Montana’s health care co-op, one of America’s few remaining alternatives to traditional health insurance, will resume accepting new enrollees Sunday after it voluntarily pulled itself from the state’s insurance marketplace in December.
The insurer took the nine-month hiatus from enrolling new members in the exchange created by President Barack Obama’s Affordable Care Act to boost its financial reserves and keep it from the same fate that has befallen failed co-ops across the country.
The program was among about two dozen privately run health co-ops that sprang up across the country following the 2010 passage of the Obama administration’s health care law. They provided medical coverage with premiums far lower than plans offered by traditional health insurance companies.
But within two years, half of the programs quietly folded — undermined by political attacks, financial miscalculations and the volatility of the health insurance marketplace. Just four remain — in Montana, Wisconsin, Maine and New Mexico. Earlier this week, Massachusetts officials placed the Minuteman Health co-op in receivership.
The Montana Health Co-op, which also serves customers in neighboring Idaho, temporarily suspended new enrollment in Montana because of worries that it was overextending its resources and heading toward insolvency.
“When all the other co-ops were going down, we were losing money, too,” said Jerry Dworak, the Montana Health Co-op’s CEO. “Thankfully, we’ve turned things around.”
This year, the co-op is projecting $28 million in profits, after weathering a string of losses.
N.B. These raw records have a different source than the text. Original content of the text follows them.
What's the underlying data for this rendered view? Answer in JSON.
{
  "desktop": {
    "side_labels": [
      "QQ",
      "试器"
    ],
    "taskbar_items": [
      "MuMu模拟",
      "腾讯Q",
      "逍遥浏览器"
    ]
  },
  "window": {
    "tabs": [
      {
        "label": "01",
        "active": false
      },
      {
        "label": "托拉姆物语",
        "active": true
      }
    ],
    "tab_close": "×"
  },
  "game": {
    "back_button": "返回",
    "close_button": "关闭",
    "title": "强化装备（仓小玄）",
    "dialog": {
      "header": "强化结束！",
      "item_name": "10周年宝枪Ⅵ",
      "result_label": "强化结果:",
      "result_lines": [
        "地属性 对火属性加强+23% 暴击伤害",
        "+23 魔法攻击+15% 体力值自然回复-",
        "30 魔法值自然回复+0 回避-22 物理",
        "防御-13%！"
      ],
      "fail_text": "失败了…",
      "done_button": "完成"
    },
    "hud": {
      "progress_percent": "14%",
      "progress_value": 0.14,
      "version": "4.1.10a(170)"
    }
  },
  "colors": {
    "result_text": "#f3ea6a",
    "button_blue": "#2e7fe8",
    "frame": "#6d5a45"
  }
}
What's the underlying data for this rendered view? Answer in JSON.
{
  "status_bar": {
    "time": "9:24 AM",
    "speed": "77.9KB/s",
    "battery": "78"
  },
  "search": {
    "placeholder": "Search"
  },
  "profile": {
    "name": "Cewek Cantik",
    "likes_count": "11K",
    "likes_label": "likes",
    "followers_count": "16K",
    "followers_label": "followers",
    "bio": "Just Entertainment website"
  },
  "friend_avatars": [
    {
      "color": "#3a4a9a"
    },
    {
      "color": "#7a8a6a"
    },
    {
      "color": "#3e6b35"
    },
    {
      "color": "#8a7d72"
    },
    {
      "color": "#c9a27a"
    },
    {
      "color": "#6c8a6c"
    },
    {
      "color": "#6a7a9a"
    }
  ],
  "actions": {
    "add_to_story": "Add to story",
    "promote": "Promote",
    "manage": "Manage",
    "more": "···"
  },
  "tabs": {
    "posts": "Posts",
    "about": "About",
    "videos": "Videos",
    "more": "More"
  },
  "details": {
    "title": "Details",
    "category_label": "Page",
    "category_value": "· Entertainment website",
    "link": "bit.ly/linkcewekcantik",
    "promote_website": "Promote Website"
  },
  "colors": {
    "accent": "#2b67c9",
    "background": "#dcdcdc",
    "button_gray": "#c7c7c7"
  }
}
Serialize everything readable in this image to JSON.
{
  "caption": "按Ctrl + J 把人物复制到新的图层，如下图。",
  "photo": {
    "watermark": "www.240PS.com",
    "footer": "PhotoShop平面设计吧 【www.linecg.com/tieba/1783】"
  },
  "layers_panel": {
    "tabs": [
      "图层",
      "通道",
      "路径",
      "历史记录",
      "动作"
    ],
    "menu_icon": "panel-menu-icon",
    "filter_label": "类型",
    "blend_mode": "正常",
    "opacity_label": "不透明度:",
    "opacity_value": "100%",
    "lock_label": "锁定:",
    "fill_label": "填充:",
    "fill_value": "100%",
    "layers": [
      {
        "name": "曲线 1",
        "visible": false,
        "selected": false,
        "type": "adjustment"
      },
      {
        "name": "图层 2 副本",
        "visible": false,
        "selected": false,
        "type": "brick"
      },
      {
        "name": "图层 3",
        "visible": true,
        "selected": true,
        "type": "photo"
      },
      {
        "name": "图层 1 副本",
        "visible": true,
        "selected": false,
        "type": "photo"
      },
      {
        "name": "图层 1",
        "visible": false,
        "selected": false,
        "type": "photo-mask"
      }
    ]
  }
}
It lost about $6 million in its first year and more than $40 million the following year, Dworak said.
So confident is the co-op about its financial health that Dworak said it has the capacity to absorb all 64,000 Montanans who buy their insurance through the state’s exchange. It now enrolls about 20,000 people who purchase individual plans on the exchange. Blue Cross and PacificSource, the other two providers on the exchange, have nearly 32,000 and 12,000 enrollees respectively.
State Auditor Matt Rosendale, whose office oversees Montana’s health insurance market, said he has no immediate concern over Montana’s co-op.
“Right now they are very strong, and I feel very comfortable,” Rosendale said.
But Rosendale, who recently announced a bid for the U.S. Senate, said the millions of dollars in federal loans that co-ops have used as seed money could be better used, and he doubts that…